I was one of the unlucky ones, with the brilliant idea at 5:00 PM (The event began at 4:00 PM) to wait until the lines died down before getting my tickets, only to find that the later it got the more people were crammed in. But, I made do and explored all the Museum had to offer. I hadn’t been to the MOS since I was a kid, back then it was totally fun, although I didn’t bother to read or understand the Science behind the exhibits. I basically looked at the Bubble Machine and jumped around, which isn’t too far from what I did this time around.

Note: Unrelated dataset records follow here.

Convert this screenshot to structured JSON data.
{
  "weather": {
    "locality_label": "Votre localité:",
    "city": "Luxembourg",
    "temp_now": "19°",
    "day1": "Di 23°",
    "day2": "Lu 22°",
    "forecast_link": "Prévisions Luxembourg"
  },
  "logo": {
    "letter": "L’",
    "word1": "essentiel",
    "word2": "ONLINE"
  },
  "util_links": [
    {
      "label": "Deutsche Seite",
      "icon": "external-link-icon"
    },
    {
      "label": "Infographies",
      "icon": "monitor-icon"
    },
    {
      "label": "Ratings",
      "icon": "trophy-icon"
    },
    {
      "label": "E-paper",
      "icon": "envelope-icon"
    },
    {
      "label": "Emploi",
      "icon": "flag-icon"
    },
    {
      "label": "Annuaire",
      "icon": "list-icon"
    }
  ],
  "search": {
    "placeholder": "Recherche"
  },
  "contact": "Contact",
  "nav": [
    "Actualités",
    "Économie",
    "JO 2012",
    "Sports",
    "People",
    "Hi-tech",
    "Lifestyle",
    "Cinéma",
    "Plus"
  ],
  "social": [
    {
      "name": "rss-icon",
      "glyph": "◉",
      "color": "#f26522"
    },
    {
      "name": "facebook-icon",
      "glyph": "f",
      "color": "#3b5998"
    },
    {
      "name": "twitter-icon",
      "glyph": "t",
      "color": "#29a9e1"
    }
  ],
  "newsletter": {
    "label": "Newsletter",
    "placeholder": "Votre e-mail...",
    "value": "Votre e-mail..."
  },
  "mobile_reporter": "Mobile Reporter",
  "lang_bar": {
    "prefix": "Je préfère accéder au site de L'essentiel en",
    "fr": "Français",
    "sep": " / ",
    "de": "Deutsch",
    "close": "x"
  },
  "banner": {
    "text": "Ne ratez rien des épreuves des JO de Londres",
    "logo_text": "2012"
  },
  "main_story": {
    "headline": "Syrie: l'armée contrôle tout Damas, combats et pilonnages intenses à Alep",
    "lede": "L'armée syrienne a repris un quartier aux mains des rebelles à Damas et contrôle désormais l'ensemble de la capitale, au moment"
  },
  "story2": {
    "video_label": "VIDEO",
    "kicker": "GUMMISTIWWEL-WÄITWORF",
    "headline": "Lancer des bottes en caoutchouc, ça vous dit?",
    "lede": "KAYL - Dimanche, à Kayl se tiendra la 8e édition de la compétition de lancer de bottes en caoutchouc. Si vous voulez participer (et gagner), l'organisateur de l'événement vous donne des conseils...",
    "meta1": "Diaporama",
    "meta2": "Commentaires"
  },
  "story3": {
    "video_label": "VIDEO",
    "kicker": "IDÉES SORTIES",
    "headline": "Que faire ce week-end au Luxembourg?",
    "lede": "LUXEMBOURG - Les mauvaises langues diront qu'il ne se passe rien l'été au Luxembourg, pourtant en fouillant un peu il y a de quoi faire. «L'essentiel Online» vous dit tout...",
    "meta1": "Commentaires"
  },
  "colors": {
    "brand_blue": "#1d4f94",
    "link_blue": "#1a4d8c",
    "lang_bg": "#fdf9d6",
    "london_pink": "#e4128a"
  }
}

Not an avid fan of science, I found myself acting like a child again and didn’t do too much reading, rather I played around with the interactive exhibits. I climbed into the “Apollo Command Module” which simulated the actual size of the spacecraft; small and crammed. I also got to “Fly Through the Body” starting at the colon (how appealing) and went all the way up to the head. It was interesting to watch computerized flesh turn to bone, to travel through our bodies, to see what doctors and scientists see, but what we often take for granted.

I was informed of a newly discovered form of solar power created through spinach extract; spinach absorbs more sunlight than any other plant in our environment; I guess Pop Eye knew best. On a more serious note there was a display regarding Mammography and Breast Cancer which provided information on the disease as well as reminding the viewer of the importance of monthly breast checks. As I ventured into the Blue Wing of the Museum I saw more stuffed animals than I ever expected, from birds, to bats, to huge lions and jaguars the liveliness of the taxidermy was startling, but well worth checking out. To end the night, after I gave up my attempt to wait for the chance to check out what I thought was the “coolest” stuff, was the walk through the exhibit of child-birth called “Where You Came From”, which oddly enough truly touched me. It was a humbling to see and it forced the viewer to think about the miracle of life through the mechanics of the highly tuned human body.

I was able to leave “College Night” at the Museum of Science impressed, even without the access to the featured events. I checked the population meter at this exhibit, it read in the billions, then I looked over the railing to check out the front entrance and this number didn’t seem too surprising.